Quilt Display / August 22, 2018 / Babette.
As we get into November even Indian summer is becoming a distant memory. Now with the last leaves falling off the trees the weather turning sharply colder and the holidays approaching the emphasis seems to be on comfort. Indeed this is the time when people retreat to the comfort of their homes and enjoy meals and snacks that feature "comfort foods." It`s also the season when millions once again retrieve their comforters from quilt racks and keep them on their beds or their favorite easy chairs.
Many people want a quilt rack for their home. This is often because they have a quilt gathering dust in the closet. They want to display them but know that quilts cannot withstand the wear and tear that takes place in a typical household. A quilt rack is an excellent way to show off a quilt in a safe way. If you are thinking about purchasing one you should seriously consider buying it online. Using a web retailer offers much more selection that would not be available in a normal store.
Fortunately the definition of African American quilting became broader in the 1980s ironically enough because of the pioneering work of such women as Dr. Mazloomi herself along with a number of her contemporaries. The first African American quilting guild was formed as a result of an advertisement placed by Mazloomi in a magazine; nine women responded. Today the Women of Color Quilter`s Network has approximately 1700 members some of whom are accomplished artists speakers and authors themselves. Similar guilds have since been formed.
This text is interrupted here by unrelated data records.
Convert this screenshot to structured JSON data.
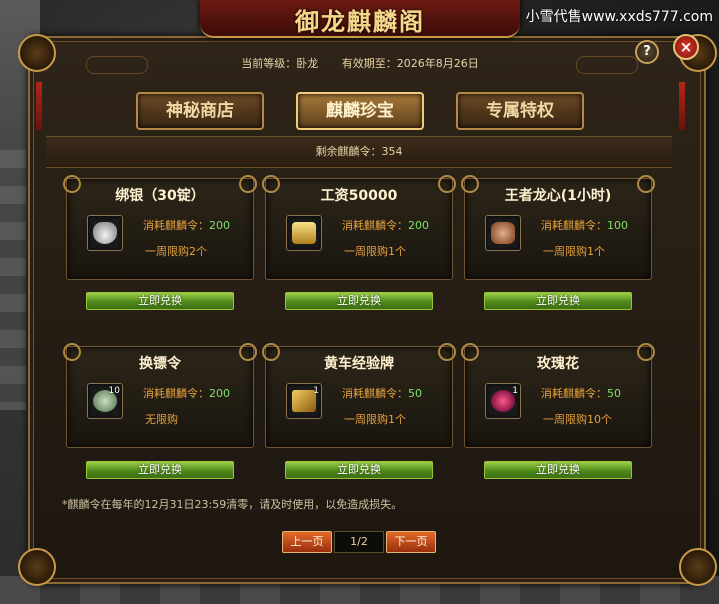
{
  "watermark": "小雪代售www.xxds777.com",
  "window": {
    "title": "御龙麒麟阁"
  },
  "info": {
    "level": "当前等级：卧龙",
    "expiry": "有效期至：2026年8月26日"
  },
  "tabs": [
    {
      "label": "神秘商店",
      "active": false
    },
    {
      "label": "麒麟珍宝",
      "active": true
    },
    {
      "label": "专属特权",
      "active": false
    }
  ],
  "remaining": "剩余麒麟令：354",
  "items": [
    {
      "name": "绑银（30锭）",
      "cost_label": "消耗麒麟令：",
      "cost": "200",
      "limit": "一周限购2个",
      "icon": "silver-ingot-icon",
      "count": ""
    },
    {
      "name": "工资50000",
      "cost_label": "消耗麒麟令：",
      "cost": "200",
      "limit": "一周限购1个",
      "icon": "gold-scroll-icon",
      "count": ""
    },
    {
      "name": "王者龙心(1小时)",
      "cost_label": "消耗麒麟令：",
      "cost": "100",
      "limit": "一周限购1个",
      "icon": "dragon-heart-icon",
      "count": ""
    },
    {
      "name": "换镖令",
      "cost_label": "消耗麒麟令：",
      "cost": "200",
      "limit": "无限购",
      "icon": "jade-token-icon",
      "count": "10"
    },
    {
      "name": "黄车经验牌",
      "cost_label": "消耗麒麟令：",
      "cost": "50",
      "limit": "一周限购1个",
      "icon": "cart-plaque-icon",
      "count": "1"
    },
    {
      "name": "玫瑰花",
      "cost_label": "消耗麒麟令：",
      "cost": "50",
      "limit": "一周限购10个",
      "icon": "rose-icon",
      "count": "1"
    }
  ],
  "exchange_label": "立即兑换",
  "notice": "*麒麟令在每年的12月31日23:59清零，请及时使用，以免造成损失。",
  "pagination": {
    "prev": "上一页",
    "page": "1/2",
    "next": "下一页"
  },
  "buttons": {
    "help": "?",
    "close": "×"
  }
}
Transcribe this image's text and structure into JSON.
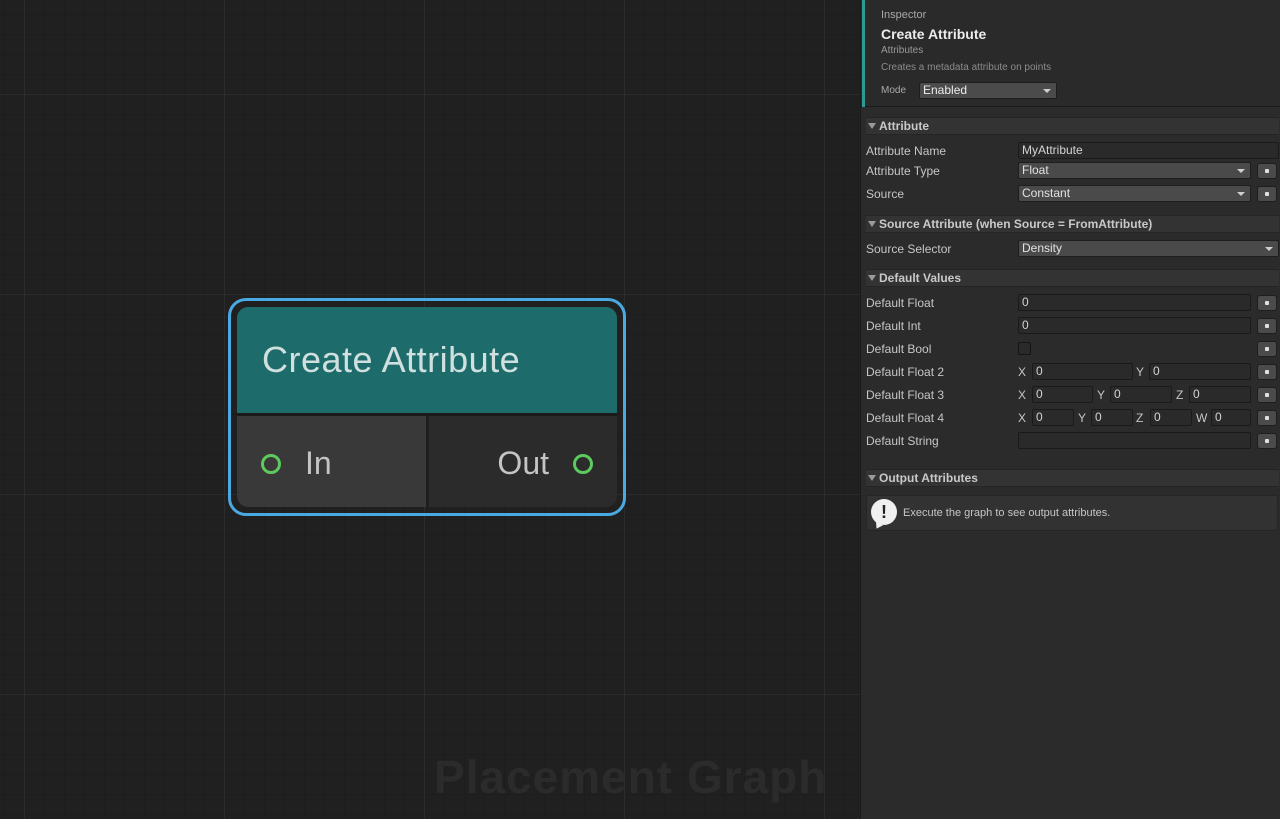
{
  "graph": {
    "watermark": "Placement Graph",
    "node": {
      "title": "Create Attribute",
      "input_label": "In",
      "output_label": "Out",
      "header_color": "#1e6b6b",
      "selection_color": "#4aa9e2",
      "port_color": "#5ec95e"
    }
  },
  "inspector": {
    "label": "Inspector",
    "title": "Create Attribute",
    "category": "Attributes",
    "description": "Creates a metadata attribute on points",
    "mode_label": "Mode",
    "mode_value": "Enabled",
    "accent_color": "#2c9a94",
    "sections": {
      "attribute": {
        "title": "Attribute",
        "name_label": "Attribute Name",
        "name_value": "MyAttribute",
        "type_label": "Attribute Type",
        "type_value": "Float",
        "source_label": "Source",
        "source_value": "Constant"
      },
      "source_attribute": {
        "title": "Source Attribute (when Source = FromAttribute)",
        "selector_label": "Source Selector",
        "selector_value": "Density"
      },
      "defaults": {
        "title": "Default Values",
        "float_label": "Default Float",
        "float_value": "0",
        "int_label": "Default Int",
        "int_value": "0",
        "bool_label": "Default Bool",
        "bool_value": false,
        "float2_label": "Default Float 2",
        "float2": {
          "x": "0",
          "y": "0"
        },
        "float3_label": "Default Float 3",
        "float3": {
          "x": "0",
          "y": "0",
          "z": "0"
        },
        "float4_label": "Default Float 4",
        "float4": {
          "x": "0",
          "y": "0",
          "z": "0",
          "w": "0"
        },
        "string_label": "Default String",
        "string_value": ""
      },
      "output": {
        "title": "Output Attributes",
        "help_text": "Execute the graph to see output attributes."
      }
    },
    "axis_labels": {
      "x": "X",
      "y": "Y",
      "z": "Z",
      "w": "W"
    }
  }
}
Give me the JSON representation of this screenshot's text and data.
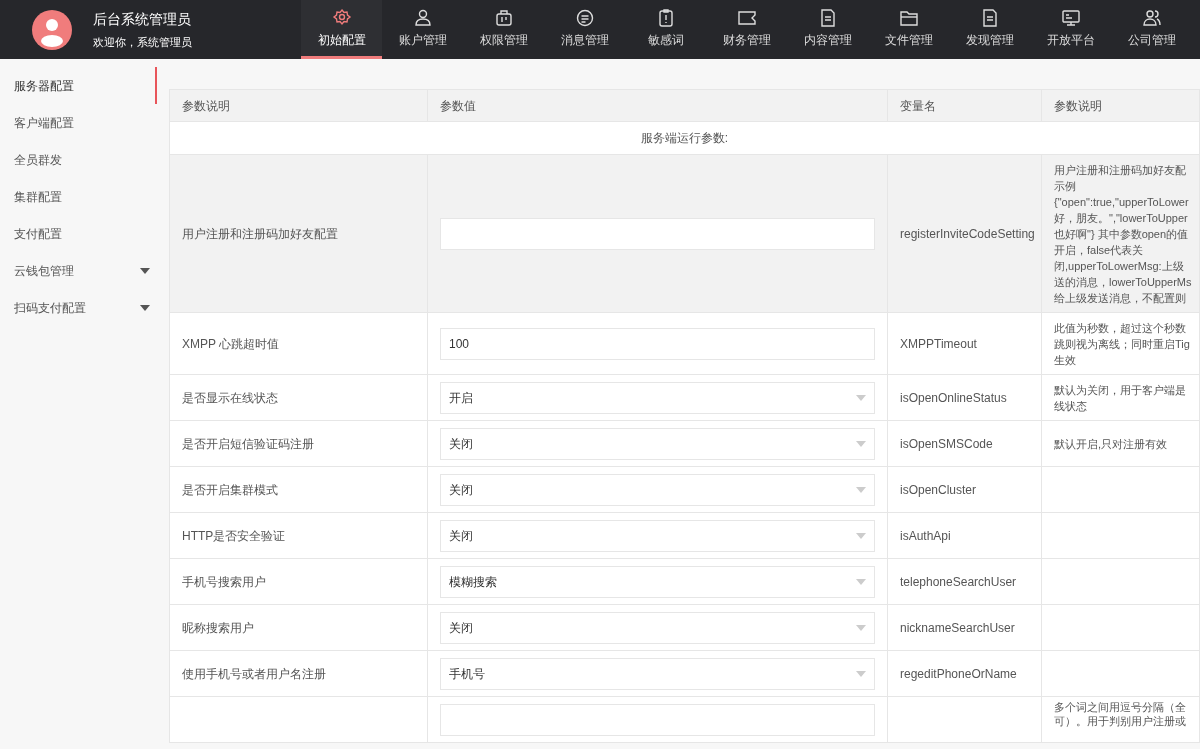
{
  "header": {
    "title": "后台系统管理员",
    "welcome": "欢迎你，系统管理员"
  },
  "nav": [
    {
      "label": "初始配置",
      "selected": true
    },
    {
      "label": "账户管理",
      "selected": false
    },
    {
      "label": "权限管理",
      "selected": false
    },
    {
      "label": "消息管理",
      "selected": false
    },
    {
      "label": "敏感词",
      "selected": false
    },
    {
      "label": "财务管理",
      "selected": false
    },
    {
      "label": "内容管理",
      "selected": false
    },
    {
      "label": "文件管理",
      "selected": false
    },
    {
      "label": "发现管理",
      "selected": false
    },
    {
      "label": "开放平台",
      "selected": false
    },
    {
      "label": "公司管理",
      "selected": false
    }
  ],
  "sidebar": {
    "items": [
      {
        "label": "服务器配置",
        "selected": true,
        "expandable": false
      },
      {
        "label": "客户端配置",
        "selected": false,
        "expandable": false
      },
      {
        "label": "全员群发",
        "selected": false,
        "expandable": false
      },
      {
        "label": "集群配置",
        "selected": false,
        "expandable": false
      },
      {
        "label": "支付配置",
        "selected": false,
        "expandable": false
      },
      {
        "label": "云钱包管理",
        "selected": false,
        "expandable": true
      },
      {
        "label": "扫码支付配置",
        "selected": false,
        "expandable": true
      }
    ]
  },
  "table": {
    "columns": [
      "参数说明",
      "参数值",
      "变量名",
      "参数说明"
    ],
    "section": "服务端运行参数:",
    "rows": [
      {
        "label": "用户注册和注册码加好友配置",
        "kind": "input",
        "value": "",
        "variable": "registerInviteCodeSetting",
        "highlighted": true,
        "description": [
          "用户注册和注册码加好友配",
          "示例",
          "{\"open\":true,\"upperToLower",
          "好，朋友。\",\"lowerToUpper",
          "也好啊\"} 其中参数open的值",
          "开启，false代表关",
          "闭,upperToLowerMsg:上级",
          "送的消息，lowerToUpperMs",
          "给上级发送消息，不配置则"
        ]
      },
      {
        "label": "XMPP 心跳超时值",
        "kind": "input",
        "value": "100",
        "variable": "XMPPTimeout",
        "highlighted": false,
        "description": [
          "此值为秒数，超过这个秒数",
          "跳则视为离线；同时重启Tig",
          "生效"
        ]
      },
      {
        "label": "是否显示在线状态",
        "kind": "select",
        "value": "开启",
        "variable": "isOpenOnlineStatus",
        "highlighted": false,
        "description": [
          "默认为关闭，用于客户端是",
          "线状态"
        ]
      },
      {
        "label": "是否开启短信验证码注册",
        "kind": "select",
        "value": "关闭",
        "variable": "isOpenSMSCode",
        "highlighted": false,
        "description": [
          "默认开启,只对注册有效"
        ]
      },
      {
        "label": "是否开启集群模式",
        "kind": "select",
        "value": "关闭",
        "variable": "isOpenCluster",
        "highlighted": false,
        "description": []
      },
      {
        "label": "HTTP是否安全验证",
        "kind": "select",
        "value": "关闭",
        "variable": "isAuthApi",
        "highlighted": false,
        "description": []
      },
      {
        "label": "手机号搜索用户",
        "kind": "select",
        "value": "模糊搜索",
        "variable": "telephoneSearchUser",
        "highlighted": false,
        "description": []
      },
      {
        "label": "昵称搜索用户",
        "kind": "select",
        "value": "关闭",
        "variable": "nicknameSearchUser",
        "highlighted": false,
        "description": []
      },
      {
        "label": "使用手机号或者用户名注册",
        "kind": "select",
        "value": "手机号",
        "variable": "regeditPhoneOrName",
        "highlighted": false,
        "description": []
      },
      {
        "kind": "input",
        "value": "",
        "highlighted": false,
        "description": [
          "多个词之间用逗号分隔（全",
          "可）。用于判别用户注册或"
        ]
      }
    ]
  }
}
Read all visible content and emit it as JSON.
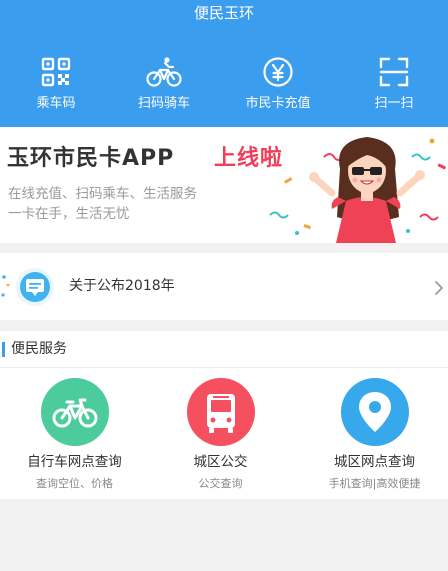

Mazloomi discusses how initially the work of African American quilters was largely ignored by the traditional quilting community as it did not conform to traditional commonly-held practices and beliefs surrounding quilting. Quilts created by African American quilters had naturally been influenced by the African culture from which the quilters and their ancestors had come. Even in the quilts of today the use of bold strong vibrant color can be seen in the quilts of their black creators.